Abstract

Global current account balances—the overall size of headline current account deficits and surpluses—widened for a third consecutive year in 2022. Main drivers were Russia’s invasion of Ukraine, the uneven recovery from the pandemic, and the rapid tightening of US monetary policy. Concurrently, the US dollar appreciated substantially, and the uphill capital flow reappeared. IMF’s external sector assessments suggest that the overall size of excess current account deficits and surpluses has remained unchanged since 2021, after declining for several years. This highlights the importance of efforts in both excess surplus and deficit economies to promote external rebalancing. The US dollar appreciation under the “global dollar cycle”, which is driven primarily by global financial risks, has negative spillovers on activity and imports that fall on emerging market economies more severely than on advance economies. More flexible exchange rates and more anchored inflation expectations can mitigate negative spillovers to emerging markets.

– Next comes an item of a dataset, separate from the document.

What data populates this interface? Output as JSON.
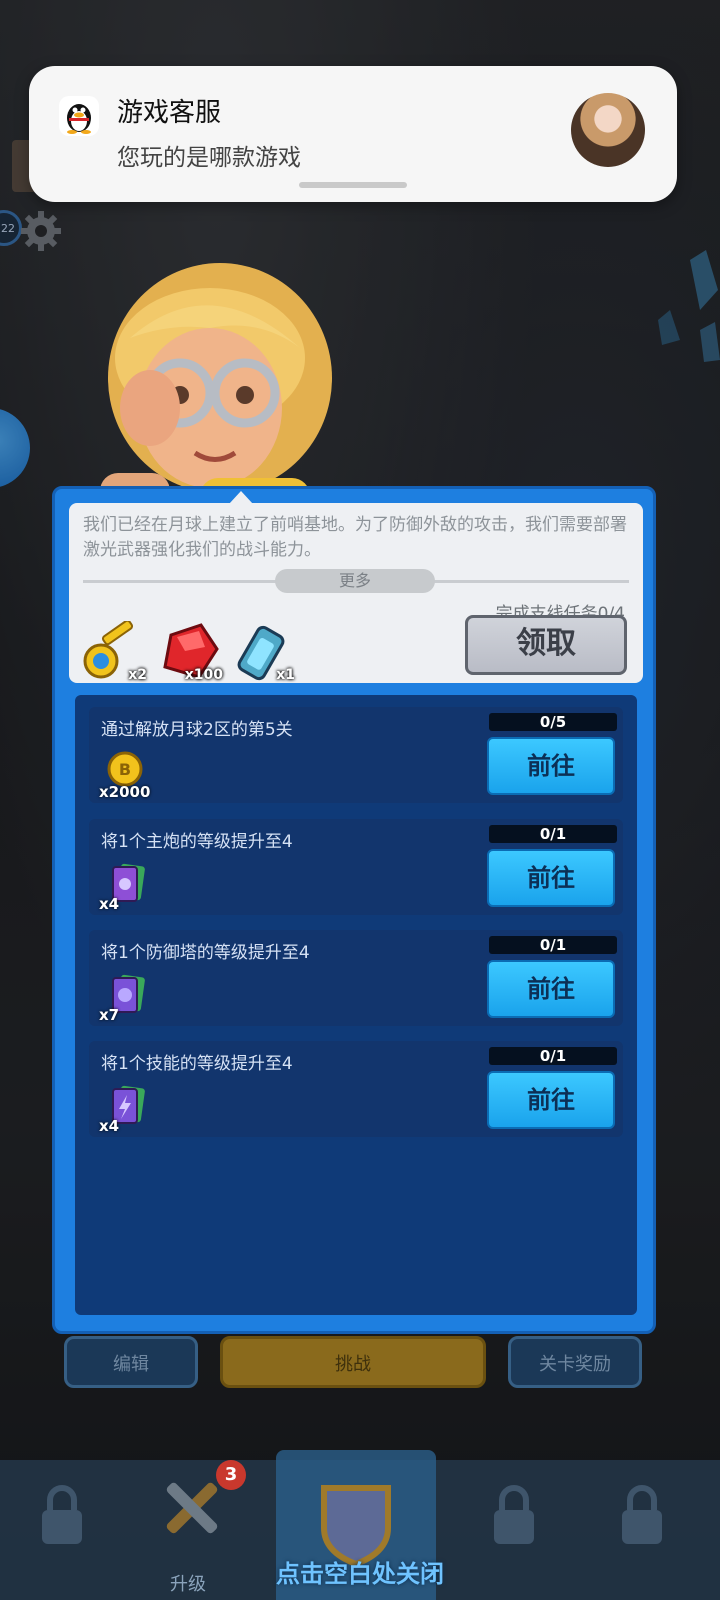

International Monetary Fund. Monetary and Capital Markets Department

Abstract

Produced since 2012, the IMF’s annual External Sector Report analyzes global external developments and provides multilaterally consistent assessments of external positions, including current accounts, real exchange rates, external balance sheets, capital flows, and international reserves, of the world’s largest economies, representing over 90 percent of global GDP. Chapter 1 discusses the evolution of global external positions in 2019, external developments during the COVID-19 crisis, and policy priorities for responding to the crisis and for reducing excess imbalances over the medium term. Chapter 2 analyzes the relationship between the structure of external assets and liabilities—the components of the international investment position—and the risk of external stress events. It also assesses how heightened global risk aversion, as during the COVID-19 crisis, amplifies these risks. Chapter 3, “Individual Economy Assessments,” provides details on the different aspects of the overall external assessment and associated policy recommendations for 30 economies. This year’s report and associated external assessments are based on the latest vintage of the External Balance Assessment (EBA) methodology and on data and IMF staff projections as of July 15, 2020.